“We shared a passion for peace, peace with justice, a passion for the sanctity of every human life, a passion for an end to bigotry and bitterness, a passion for the healing of our land, a passion for a Christ centred solution to the conflict.”
“He would just smile and say ‘Leave it to the Holy Spirit’ and I would say, ‘Alec, I think you are pushing him too hard’. And how right he was proved to be in all of those situations.”
Bidding farewell to Fr Reid, the Rev good said: “May I offer you my blessing? Go forth my friend, go forth upon your journey from this world – in the name of the Father who created you; in the name of the Son who has redeemed you; in the name of the Holy Spirit who has sanctified you; and all the people of God, aided by angles and archangels of the whole company of heaven, my your journey now bring you to a place of real and lasting peace, the peace that you so richly deserve. Thank you and bless you.”
Earlier in the funeral Mass, similarly warm tribute was paid by the Redemptorist Provincial, Fr Michael Kelleher, who said it was impossible to understand Fr Alec separate from his faith. The passage from St John’s gospel – “the word was made flesh and lived amongst us” – was central to Fr Alec’s understanding of peacemaking, he said.
“The only way that you can answer the question ‘who was Father Alec Reid?’ was to understand him as a man of faith, as a man of God. It is not really possible to understand Fr Alec’s life and work without taking God, and Fr Alec’s faith in God, into account. Fr Alec saw himself as a servant of Christ in a situation of conflict. . . For Fr Alec the primary role of the servant of Christ in a situation of conflict is to be the pastoral agent of the Holy Spirit in the midst of the conflict, to be in some ways the channel, the instrument of the Holy Spirit.”
During his efforts to secure peace, which he ran from the Clonard Monestary in west Belfast, Fr Reid was often asked who he represented during his peace efforts, said Fr Kelleher.
“Fr Alec would simple say that he represented the next person who was going to be killed or hurt in the conflict in the North.”
He continued: “For Fr Alec this was, and is, the crucial scriptural guideline for the serving Christian in a situation of conflict. He or she must, like Jesus, become personally involved in its full flesh and blood humanity until he or she knows it by heart in all its reality. Fr Alec saw himself as doing that, as becoming personally involved in the conflict’s full flesh and blood humanity until he knew it by hears in all its reality. The picture of Fr Alec with the two corporals murdered by the IRA when they took a wrong turn in Belfast in 1988 and became trapped is an example of that. He literally has blood on his face; why? Because he was giving the kiss of life to one of those two men.”
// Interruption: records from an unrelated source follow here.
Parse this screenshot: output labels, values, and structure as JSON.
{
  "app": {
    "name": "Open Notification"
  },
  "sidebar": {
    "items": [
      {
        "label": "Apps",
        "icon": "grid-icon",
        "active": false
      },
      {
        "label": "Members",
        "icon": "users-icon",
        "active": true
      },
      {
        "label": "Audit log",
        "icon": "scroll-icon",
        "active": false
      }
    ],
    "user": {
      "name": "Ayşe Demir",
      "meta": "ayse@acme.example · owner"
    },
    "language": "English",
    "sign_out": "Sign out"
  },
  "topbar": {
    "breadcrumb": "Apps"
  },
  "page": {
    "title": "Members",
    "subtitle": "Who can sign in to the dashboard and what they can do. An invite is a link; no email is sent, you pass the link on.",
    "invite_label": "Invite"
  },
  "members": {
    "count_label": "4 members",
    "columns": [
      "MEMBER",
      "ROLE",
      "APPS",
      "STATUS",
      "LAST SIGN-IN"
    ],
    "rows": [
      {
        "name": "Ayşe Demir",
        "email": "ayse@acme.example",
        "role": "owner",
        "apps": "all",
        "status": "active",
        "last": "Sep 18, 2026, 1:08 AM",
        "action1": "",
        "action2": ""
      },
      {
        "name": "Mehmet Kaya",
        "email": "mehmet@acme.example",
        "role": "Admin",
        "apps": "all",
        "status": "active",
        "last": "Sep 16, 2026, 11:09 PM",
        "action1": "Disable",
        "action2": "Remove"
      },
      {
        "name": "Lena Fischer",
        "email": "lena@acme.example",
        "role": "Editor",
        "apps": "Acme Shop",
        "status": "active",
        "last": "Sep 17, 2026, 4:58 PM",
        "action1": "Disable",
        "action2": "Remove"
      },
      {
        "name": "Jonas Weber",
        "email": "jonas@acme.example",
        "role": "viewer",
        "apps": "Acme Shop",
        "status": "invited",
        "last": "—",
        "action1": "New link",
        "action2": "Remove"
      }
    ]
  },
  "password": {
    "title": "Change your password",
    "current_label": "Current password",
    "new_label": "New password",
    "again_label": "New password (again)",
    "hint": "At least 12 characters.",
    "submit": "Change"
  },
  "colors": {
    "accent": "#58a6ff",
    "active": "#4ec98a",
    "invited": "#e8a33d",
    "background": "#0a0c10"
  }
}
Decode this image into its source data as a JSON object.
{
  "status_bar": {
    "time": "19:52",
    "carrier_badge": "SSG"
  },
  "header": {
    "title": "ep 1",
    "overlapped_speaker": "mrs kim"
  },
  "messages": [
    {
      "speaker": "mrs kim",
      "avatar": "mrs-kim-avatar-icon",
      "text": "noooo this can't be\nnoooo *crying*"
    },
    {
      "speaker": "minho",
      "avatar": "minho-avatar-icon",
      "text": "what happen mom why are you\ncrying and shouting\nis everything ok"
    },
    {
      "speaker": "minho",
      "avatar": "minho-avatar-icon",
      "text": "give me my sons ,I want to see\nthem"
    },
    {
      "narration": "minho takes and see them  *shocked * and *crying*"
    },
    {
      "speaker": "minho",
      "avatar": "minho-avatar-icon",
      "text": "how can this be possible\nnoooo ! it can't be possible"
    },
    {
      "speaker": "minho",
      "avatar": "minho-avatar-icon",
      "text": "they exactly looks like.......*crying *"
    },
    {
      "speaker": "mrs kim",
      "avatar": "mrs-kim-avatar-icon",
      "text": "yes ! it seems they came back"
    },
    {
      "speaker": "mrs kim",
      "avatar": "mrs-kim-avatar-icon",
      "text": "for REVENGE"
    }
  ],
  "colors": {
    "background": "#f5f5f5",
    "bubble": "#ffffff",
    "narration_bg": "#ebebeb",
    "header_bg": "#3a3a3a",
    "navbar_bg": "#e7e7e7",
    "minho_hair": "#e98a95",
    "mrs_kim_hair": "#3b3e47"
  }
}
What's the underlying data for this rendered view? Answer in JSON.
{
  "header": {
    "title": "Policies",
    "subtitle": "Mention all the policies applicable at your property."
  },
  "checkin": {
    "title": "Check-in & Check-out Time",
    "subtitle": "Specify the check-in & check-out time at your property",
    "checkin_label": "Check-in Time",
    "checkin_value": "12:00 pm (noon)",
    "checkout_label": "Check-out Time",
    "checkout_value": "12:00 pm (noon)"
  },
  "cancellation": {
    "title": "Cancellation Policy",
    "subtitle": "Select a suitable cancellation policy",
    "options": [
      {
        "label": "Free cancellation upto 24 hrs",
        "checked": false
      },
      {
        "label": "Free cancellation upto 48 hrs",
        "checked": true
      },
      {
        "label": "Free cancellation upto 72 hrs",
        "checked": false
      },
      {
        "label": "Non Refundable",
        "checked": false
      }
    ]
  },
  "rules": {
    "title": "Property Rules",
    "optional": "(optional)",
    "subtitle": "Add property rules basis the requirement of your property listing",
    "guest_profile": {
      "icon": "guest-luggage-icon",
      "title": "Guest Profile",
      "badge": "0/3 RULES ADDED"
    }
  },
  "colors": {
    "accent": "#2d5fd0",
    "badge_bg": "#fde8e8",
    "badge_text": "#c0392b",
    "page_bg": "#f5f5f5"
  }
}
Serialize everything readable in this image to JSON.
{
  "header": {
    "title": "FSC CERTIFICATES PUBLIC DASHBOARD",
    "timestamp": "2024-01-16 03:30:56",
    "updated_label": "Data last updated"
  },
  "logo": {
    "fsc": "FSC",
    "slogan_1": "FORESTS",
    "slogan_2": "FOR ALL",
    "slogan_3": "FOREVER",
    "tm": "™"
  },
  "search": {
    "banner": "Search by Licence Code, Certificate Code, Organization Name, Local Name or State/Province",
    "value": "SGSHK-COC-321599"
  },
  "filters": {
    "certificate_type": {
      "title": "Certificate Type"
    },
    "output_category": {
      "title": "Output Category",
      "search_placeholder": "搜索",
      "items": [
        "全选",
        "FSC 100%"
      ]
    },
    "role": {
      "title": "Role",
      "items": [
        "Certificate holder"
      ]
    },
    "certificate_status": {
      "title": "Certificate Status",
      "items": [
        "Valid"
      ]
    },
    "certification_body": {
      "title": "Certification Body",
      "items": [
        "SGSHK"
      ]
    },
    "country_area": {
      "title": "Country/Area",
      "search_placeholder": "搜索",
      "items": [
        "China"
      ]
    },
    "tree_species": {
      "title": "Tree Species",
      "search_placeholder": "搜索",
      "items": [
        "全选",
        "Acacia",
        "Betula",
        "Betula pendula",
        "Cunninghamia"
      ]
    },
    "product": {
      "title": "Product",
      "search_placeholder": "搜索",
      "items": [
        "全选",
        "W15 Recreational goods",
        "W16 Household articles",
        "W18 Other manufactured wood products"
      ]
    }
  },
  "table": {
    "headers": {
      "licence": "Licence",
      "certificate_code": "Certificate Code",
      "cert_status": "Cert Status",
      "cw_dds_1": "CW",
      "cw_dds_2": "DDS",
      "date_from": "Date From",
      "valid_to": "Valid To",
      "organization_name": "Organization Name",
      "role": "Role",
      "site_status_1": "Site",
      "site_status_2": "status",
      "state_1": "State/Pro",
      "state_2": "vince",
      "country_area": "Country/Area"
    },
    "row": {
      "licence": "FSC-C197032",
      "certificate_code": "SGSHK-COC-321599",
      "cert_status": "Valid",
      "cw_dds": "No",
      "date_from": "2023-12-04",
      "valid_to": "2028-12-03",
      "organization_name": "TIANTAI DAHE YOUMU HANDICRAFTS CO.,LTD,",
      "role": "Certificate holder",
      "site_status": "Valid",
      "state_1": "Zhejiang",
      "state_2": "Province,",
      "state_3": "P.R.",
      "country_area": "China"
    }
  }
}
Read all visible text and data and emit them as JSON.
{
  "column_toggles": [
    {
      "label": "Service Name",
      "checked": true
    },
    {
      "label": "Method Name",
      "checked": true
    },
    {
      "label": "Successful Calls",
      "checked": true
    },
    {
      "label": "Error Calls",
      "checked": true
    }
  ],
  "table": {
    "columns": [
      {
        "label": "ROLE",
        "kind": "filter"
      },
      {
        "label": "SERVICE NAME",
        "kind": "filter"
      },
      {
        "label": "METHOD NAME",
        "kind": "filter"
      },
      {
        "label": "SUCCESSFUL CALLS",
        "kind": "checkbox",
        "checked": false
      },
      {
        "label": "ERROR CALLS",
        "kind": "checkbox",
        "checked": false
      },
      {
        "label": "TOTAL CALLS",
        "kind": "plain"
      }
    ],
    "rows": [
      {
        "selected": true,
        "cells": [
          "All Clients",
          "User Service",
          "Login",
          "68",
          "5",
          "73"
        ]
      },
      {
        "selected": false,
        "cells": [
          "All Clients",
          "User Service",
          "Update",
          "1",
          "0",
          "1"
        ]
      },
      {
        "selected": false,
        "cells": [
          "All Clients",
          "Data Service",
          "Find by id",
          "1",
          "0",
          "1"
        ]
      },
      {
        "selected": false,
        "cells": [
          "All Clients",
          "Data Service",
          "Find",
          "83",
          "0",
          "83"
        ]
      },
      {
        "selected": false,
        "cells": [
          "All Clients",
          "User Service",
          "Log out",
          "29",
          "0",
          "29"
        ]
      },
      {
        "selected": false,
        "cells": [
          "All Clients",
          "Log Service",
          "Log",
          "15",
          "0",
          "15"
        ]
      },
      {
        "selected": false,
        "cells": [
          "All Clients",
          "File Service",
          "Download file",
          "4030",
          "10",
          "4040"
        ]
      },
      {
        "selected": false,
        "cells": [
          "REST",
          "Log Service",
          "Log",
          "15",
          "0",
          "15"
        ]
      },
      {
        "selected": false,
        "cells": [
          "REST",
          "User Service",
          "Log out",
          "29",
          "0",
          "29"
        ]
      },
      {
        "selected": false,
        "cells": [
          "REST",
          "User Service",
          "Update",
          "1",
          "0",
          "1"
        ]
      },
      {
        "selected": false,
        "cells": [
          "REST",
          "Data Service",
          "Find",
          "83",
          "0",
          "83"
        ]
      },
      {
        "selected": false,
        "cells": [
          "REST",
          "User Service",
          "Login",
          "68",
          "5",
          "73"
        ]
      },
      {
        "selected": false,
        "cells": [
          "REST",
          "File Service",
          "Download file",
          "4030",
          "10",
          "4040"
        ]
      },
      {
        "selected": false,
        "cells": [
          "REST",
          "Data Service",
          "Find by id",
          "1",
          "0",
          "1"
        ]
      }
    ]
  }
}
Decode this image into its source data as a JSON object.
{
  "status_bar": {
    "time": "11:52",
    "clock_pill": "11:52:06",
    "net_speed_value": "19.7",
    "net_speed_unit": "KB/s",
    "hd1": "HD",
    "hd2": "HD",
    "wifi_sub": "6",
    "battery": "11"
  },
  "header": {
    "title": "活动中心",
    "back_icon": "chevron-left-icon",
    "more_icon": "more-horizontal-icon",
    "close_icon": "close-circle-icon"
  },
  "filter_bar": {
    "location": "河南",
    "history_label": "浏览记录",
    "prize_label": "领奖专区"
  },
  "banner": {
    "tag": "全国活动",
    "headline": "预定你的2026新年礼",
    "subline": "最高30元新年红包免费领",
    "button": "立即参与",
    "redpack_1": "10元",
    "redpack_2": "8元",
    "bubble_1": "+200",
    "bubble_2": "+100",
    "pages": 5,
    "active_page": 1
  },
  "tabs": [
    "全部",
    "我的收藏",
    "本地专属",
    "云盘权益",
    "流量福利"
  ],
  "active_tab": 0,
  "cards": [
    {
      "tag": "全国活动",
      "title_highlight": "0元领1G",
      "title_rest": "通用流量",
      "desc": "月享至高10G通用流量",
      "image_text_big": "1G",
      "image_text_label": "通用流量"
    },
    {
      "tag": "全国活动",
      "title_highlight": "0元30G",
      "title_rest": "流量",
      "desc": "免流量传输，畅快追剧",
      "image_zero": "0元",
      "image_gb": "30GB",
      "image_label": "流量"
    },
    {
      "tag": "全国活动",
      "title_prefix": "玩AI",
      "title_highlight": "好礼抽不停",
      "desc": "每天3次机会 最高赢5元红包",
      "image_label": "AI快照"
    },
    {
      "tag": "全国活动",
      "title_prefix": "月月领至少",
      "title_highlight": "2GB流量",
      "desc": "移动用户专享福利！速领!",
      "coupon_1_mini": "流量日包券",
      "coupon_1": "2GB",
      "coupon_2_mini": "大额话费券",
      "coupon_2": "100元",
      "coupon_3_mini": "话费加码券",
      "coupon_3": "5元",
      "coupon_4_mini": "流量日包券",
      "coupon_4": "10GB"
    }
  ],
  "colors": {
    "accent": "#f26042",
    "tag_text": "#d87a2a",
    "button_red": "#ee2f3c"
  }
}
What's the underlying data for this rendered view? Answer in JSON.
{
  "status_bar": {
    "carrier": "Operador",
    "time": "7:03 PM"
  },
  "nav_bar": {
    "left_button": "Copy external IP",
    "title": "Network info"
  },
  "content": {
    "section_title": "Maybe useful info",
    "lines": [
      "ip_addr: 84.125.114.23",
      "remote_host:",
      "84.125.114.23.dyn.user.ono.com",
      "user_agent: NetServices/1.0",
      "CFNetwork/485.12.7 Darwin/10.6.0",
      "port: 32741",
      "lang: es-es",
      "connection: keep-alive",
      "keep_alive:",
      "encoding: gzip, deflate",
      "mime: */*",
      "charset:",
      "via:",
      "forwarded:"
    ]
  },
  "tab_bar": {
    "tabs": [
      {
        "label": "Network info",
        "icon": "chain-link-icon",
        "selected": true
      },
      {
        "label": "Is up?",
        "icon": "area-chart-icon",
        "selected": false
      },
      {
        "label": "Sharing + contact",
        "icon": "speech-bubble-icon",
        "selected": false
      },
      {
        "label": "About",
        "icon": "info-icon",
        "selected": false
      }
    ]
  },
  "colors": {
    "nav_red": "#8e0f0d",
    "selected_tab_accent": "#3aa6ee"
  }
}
Music at the funeral was provided by piper Kevin Rowsome, flautist Cormac Breathnach, cellist Naoise Rowsome and harpist Tierna Rowsome.
Fr Reid was born in 1931, ordained in 1957 and died on Friday. He was named after a grandfather who converted to Catholicism in order to marry.
The chief mourners were his sisters, Maura Litster and Margaret O’Meara, and his aunt Ita, together with his colleagues in the Redemptorist Order.
The funeral was attended by President Higgins and his wife, Sabina. The Taoiseach was represented by his aide de camp, Comdt Alan Bulger.
Other mourners included former foreign minister Dermot Ahern, Mrs Kathleen Reynolds, wife ogf the former Taoiseach Albert Reynolds, and two of their daughters, Cathy and Miriam, former minister of state Martin Mansergh, former government chief whip, Tom Kitt, former secretary general at the department of justice, Tim Dalton, former Fine Gael TD Lucinda Creighton and her husband Senator Paul Bradford, Fr Michael Darcy, retired journalist and author Deaglan de Breadun, and journalist Vincent Browne.
The US ambassador was represented by the embassy’s charge d’affairs, Stuart Dwyer.
With Mr Adams was his spokesman of long-standing Richael McAuley, and the party’s deputy leader, Mary Lou McDonald.